## AIM OF THE TASK
Return the whole listing, keeping every character the same.

## MATERIAL TO PROCESS
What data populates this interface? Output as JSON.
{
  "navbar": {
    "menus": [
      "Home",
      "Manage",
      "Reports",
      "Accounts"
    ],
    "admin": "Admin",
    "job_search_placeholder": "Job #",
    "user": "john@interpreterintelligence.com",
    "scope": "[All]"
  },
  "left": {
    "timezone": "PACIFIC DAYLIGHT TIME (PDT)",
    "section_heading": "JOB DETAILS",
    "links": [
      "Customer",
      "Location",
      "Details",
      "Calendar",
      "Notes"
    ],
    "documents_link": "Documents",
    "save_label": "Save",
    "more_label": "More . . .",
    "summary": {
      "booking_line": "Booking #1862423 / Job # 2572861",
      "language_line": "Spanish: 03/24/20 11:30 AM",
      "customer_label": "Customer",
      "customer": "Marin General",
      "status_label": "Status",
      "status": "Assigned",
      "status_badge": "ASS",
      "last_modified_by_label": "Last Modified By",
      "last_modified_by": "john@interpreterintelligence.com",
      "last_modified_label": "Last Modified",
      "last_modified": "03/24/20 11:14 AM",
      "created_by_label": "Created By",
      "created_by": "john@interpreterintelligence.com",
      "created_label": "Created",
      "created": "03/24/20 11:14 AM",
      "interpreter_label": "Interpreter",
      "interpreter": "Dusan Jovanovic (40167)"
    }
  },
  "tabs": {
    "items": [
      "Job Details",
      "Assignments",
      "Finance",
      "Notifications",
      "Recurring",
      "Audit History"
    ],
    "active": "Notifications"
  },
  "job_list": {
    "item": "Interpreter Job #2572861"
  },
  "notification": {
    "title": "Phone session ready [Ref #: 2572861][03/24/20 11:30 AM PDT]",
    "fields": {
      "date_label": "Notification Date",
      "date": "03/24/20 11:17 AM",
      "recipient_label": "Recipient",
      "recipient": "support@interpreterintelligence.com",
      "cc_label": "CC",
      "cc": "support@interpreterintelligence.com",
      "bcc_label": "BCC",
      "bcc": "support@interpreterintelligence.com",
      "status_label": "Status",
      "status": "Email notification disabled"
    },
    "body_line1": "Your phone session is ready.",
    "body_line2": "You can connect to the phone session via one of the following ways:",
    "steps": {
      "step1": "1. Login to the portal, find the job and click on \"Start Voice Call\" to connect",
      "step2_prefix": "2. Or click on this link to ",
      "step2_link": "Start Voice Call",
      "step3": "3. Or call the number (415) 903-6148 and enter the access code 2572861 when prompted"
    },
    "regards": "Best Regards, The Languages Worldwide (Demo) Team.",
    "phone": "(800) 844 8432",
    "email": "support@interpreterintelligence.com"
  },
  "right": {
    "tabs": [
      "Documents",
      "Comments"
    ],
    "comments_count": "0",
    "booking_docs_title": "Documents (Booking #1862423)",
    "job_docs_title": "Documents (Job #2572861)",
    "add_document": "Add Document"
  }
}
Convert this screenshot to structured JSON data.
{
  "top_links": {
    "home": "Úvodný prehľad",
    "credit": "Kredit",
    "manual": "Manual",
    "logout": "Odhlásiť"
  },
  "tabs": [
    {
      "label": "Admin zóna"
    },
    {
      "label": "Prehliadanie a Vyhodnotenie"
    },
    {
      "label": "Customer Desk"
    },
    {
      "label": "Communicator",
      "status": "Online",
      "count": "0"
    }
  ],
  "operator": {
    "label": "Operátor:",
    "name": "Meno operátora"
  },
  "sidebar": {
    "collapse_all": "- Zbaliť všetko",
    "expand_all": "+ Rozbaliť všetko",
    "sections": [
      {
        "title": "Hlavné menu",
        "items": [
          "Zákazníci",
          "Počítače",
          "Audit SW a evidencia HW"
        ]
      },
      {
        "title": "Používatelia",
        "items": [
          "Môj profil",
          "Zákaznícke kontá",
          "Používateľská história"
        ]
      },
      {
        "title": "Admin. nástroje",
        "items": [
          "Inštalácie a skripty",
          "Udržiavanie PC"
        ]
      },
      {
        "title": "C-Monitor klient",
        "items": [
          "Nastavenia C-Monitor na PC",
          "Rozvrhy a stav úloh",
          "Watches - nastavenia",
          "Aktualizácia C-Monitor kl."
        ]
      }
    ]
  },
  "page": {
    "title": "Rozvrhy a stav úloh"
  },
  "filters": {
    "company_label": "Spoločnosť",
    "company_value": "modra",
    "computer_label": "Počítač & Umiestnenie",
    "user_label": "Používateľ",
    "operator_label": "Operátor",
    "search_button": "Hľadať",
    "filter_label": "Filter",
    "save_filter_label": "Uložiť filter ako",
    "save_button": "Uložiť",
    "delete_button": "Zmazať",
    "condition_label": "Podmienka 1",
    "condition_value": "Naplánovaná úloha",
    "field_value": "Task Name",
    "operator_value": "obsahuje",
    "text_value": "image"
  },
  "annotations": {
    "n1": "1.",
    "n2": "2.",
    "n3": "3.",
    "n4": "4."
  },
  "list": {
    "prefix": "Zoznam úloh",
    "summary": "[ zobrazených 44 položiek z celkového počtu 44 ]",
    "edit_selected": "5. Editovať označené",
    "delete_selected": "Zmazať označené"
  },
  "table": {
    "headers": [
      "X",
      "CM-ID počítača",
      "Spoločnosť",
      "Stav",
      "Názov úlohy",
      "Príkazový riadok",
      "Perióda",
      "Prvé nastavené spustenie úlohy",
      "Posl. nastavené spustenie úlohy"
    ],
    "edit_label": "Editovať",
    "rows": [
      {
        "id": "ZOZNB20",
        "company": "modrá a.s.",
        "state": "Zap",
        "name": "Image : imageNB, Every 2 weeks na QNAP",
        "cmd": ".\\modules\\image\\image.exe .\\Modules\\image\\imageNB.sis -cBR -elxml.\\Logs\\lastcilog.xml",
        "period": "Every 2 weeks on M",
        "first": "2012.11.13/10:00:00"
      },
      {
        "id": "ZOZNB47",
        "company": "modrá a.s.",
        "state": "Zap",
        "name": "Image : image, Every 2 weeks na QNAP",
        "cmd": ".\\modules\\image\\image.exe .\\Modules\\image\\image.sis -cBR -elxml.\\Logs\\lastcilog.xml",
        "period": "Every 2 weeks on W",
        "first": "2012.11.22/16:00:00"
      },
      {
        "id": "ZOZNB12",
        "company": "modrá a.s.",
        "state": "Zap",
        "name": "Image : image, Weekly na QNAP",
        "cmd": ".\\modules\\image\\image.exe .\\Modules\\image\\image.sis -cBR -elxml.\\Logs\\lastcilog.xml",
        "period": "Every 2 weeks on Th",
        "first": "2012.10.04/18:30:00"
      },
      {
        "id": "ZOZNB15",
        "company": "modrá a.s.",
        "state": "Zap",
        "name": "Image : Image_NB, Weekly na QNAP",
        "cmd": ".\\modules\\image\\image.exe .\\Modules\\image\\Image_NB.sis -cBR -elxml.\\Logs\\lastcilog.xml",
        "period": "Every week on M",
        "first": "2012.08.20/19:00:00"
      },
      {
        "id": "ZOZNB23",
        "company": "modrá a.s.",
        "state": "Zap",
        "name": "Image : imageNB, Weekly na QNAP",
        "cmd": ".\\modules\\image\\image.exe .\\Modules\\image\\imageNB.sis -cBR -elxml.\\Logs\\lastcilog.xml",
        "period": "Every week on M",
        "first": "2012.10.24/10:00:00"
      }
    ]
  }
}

## SOLUTION TO THIS PROBLEM
What data populates this interface? Output as JSON.
{
  "navbar": {
    "menus": [
      "Home",
      "Manage",
      "Reports",
      "Accounts"
    ],
    "admin": "Admin",
    "job_search_placeholder": "Job #",
    "user": "john@interpreterintelligence.com",
    "scope": "[All]"
  },
  "left": {
    "timezone": "PACIFIC DAYLIGHT TIME (PDT)",
    "section_heading": "JOB DETAILS",
    "links": [
      "Customer",
      "Location",
      "Details",
      "Calendar",
      "Notes"
    ],
    "documents_link": "Documents",
    "save_label": "Save",
    "more_label": "More . . .",
    "summary": {
      "booking_line": "Booking #1862423 / Job # 2572861",
      "language_line": "Spanish: 03/24/20 11:30 AM",
      "customer_label": "Customer",
      "customer": "Marin General",
      "status_label": "Status",
      "status": "Assigned",
      "status_badge": "ASS",
      "last_modified_by_label": "Last Modified By",
      "last_modified_by": "john@interpreterintelligence.com",
      "last_modified_label": "Last Modified",
      "last_modified": "03/24/20 11:14 AM",
      "created_by_label": "Created By",
      "created_by": "john@interpreterintelligence.com",
      "created_label": "Created",
      "created": "03/24/20 11:14 AM",
      "interpreter_label": "Interpreter",
      "interpreter": "Dusan Jovanovic (40167)"
    }
  },
  "tabs": {
    "items": [
      "Job Details",
      "Assignments",
      "Finance",
      "Notifications",
      "Recurring",
      "Audit History"
    ],
    "active": "Notifications"
  },
  "job_list": {
    "item": "Interpreter Job #2572861"
  },
  "notification": {
    "title": "Phone session ready [Ref #: 2572861][03/24/20 11:30 AM PDT]",
    "fields": {
      "date_label": "Notification Date",
      "date": "03/24/20 11:17 AM",
      "recipient_label": "Recipient",
      "recipient": "support@interpreterintelligence.com",
      "cc_label": "CC",
      "cc": "support@interpreterintelligence.com",
      "bcc_label": "BCC",
      "bcc": "support@interpreterintelligence.com",
      "status_label": "Status",
      "status": "Email notification disabled"
    },
    "body_line1": "Your phone session is ready.",
    "body_line2": "You can connect to the phone session via one of the following ways:",
    "steps": {
      "step1": "1. Login to the portal, find the job and click on \"Start Voice Call\" to connect",
      "step2_prefix": "2. Or click on this link to ",
      "step2_link": "Start Voice Call",
      "step3": "3. Or call the number (415) 903-6148 and enter the access code 2572861 when prompted"
    },
    "regards": "Best Regards, The Languages Worldwide (Demo) Team.",
    "phone": "(800) 844 8432",
    "email": "support@interpreterintelligence.com"
  },
  "right": {
    "tabs": [
      "Documents",
      "Comments"
    ],
    "comments_count": "0",
    "booking_docs_title": "Documents (Booking #1862423)",
    "job_docs_title": "Documents (Job #2572861)",
    "add_document": "Add Document"
  }
}
Convert this screenshot to structured JSON data.
{
  "top_links": {
    "home": "Úvodný prehľad",
    "credit": "Kredit",
    "manual": "Manual",
    "logout": "Odhlásiť"
  },
  "tabs": [
    {
      "label": "Admin zóna"
    },
    {
      "label": "Prehliadanie a Vyhodnotenie"
    },
    {
      "label": "Customer Desk"
    },
    {
      "label": "Communicator",
      "status": "Online",
      "count": "0"
    }
  ],
  "operator": {
    "label": "Operátor:",
    "name": "Meno operátora"
  },
  "sidebar": {
    "collapse_all": "- Zbaliť všetko",
    "expand_all": "+ Rozbaliť všetko",
    "sections": [
      {
        "title": "Hlavné menu",
        "items": [
          "Zákazníci",
          "Počítače",
          "Audit SW a evidencia HW"
        ]
      },
      {
        "title": "Používatelia",
        "items": [
          "Môj profil",
          "Zákaznícke kontá",
          "Používateľská história"
        ]
      },
      {
        "title": "Admin. nástroje",
        "items": [
          "Inštalácie a skripty",
          "Udržiavanie PC"
        ]
      },
      {
        "title": "C-Monitor klient",
        "items": [
          "Nastavenia C-Monitor na PC",
          "Rozvrhy a stav úloh",
          "Watches - nastavenia",
          "Aktualizácia C-Monitor kl."
        ]
      }
    ]
  },
  "page": {
    "title": "Rozvrhy a stav úloh"
  },
  "filters": {
    "company_label": "Spoločnosť",
    "company_value": "modra",
    "computer_label": "Počítač & Umiestnenie",
    "user_label": "Používateľ",
    "operator_label": "Operátor",
    "search_button": "Hľadať",
    "filter_label": "Filter",
    "save_filter_label": "Uložiť filter ako",
    "save_button": "Uložiť",
    "delete_button": "Zmazať",
    "condition_label": "Podmienka 1",
    "condition_value": "Naplánovaná úloha",
    "field_value": "Task Name",
    "operator_value": "obsahuje",
    "text_value": "image"
  },
  "annotations": {
    "n1": "1.",
    "n2": "2.",
    "n3": "3.",
    "n4": "4."
  },
  "list": {
    "prefix": "Zoznam úloh",
    "summary": "[ zobrazených 44 položiek z celkového počtu 44 ]",
    "edit_selected": "5. Editovať označené",
    "delete_selected": "Zmazať označené"
  },
  "table": {
    "headers": [
      "X",
      "CM-ID počítača",
      "Spoločnosť",
      "Stav",
      "Názov úlohy",
      "Príkazový riadok",
      "Perióda",
      "Prvé nastavené spustenie úlohy",
      "Posl. nastavené spustenie úlohy"
    ],
    "edit_label": "Editovať",
    "rows": [
      {
        "id": "ZOZNB20",
        "company": "modrá a.s.",
        "state": "Zap",
        "name": "Image : imageNB, Every 2 weeks na QNAP",
        "cmd": ".\\modules\\image\\image.exe .\\Modules\\image\\imageNB.sis -cBR -elxml.\\Logs\\lastcilog.xml",
        "period": "Every 2 weeks on M",
        "first": "2012.11.13/10:00:00"
      },
      {
        "id": "ZOZNB47",
        "company": "modrá a.s.",
        "state": "Zap",
        "name": "Image : image, Every 2 weeks na QNAP",
        "cmd": ".\\modules\\image\\image.exe .\\Modules\\image\\image.sis -cBR -elxml.\\Logs\\lastcilog.xml",
        "period": "Every 2 weeks on W",
        "first": "2012.11.22/16:00:00"
      },
      {
        "id": "ZOZNB12",
        "company": "modrá a.s.",
        "state": "Zap",
        "name": "Image : image, Weekly na QNAP",
        "cmd": ".\\modules\\image\\image.exe .\\Modules\\image\\image.sis -cBR -elxml.\\Logs\\lastcilog.xml",
        "period": "Every 2 weeks on Th",
        "first": "2012.10.04/18:30:00"
      },
      {
        "id": "ZOZNB15",
        "company": "modrá a.s.",
        "state": "Zap",
        "name": "Image : Image_NB, Weekly na QNAP",
        "cmd": ".\\modules\\image\\image.exe .\\Modules\\image\\Image_NB.sis -cBR -elxml.\\Logs\\lastcilog.xml",
        "period": "Every week on M",
        "first": "2012.08.20/19:00:00"
      },
      {
        "id": "ZOZNB23",
        "company": "modrá a.s.",
        "state": "Zap",
        "name": "Image : imageNB, Weekly na QNAP",
        "cmd": ".\\modules\\image\\image.exe .\\Modules\\image\\imageNB.sis -cBR -elxml.\\Logs\\lastcilog.xml",
        "period": "Every week on M",
        "first": "2012.10.24/10:00:00"
      }
    ]
  }
}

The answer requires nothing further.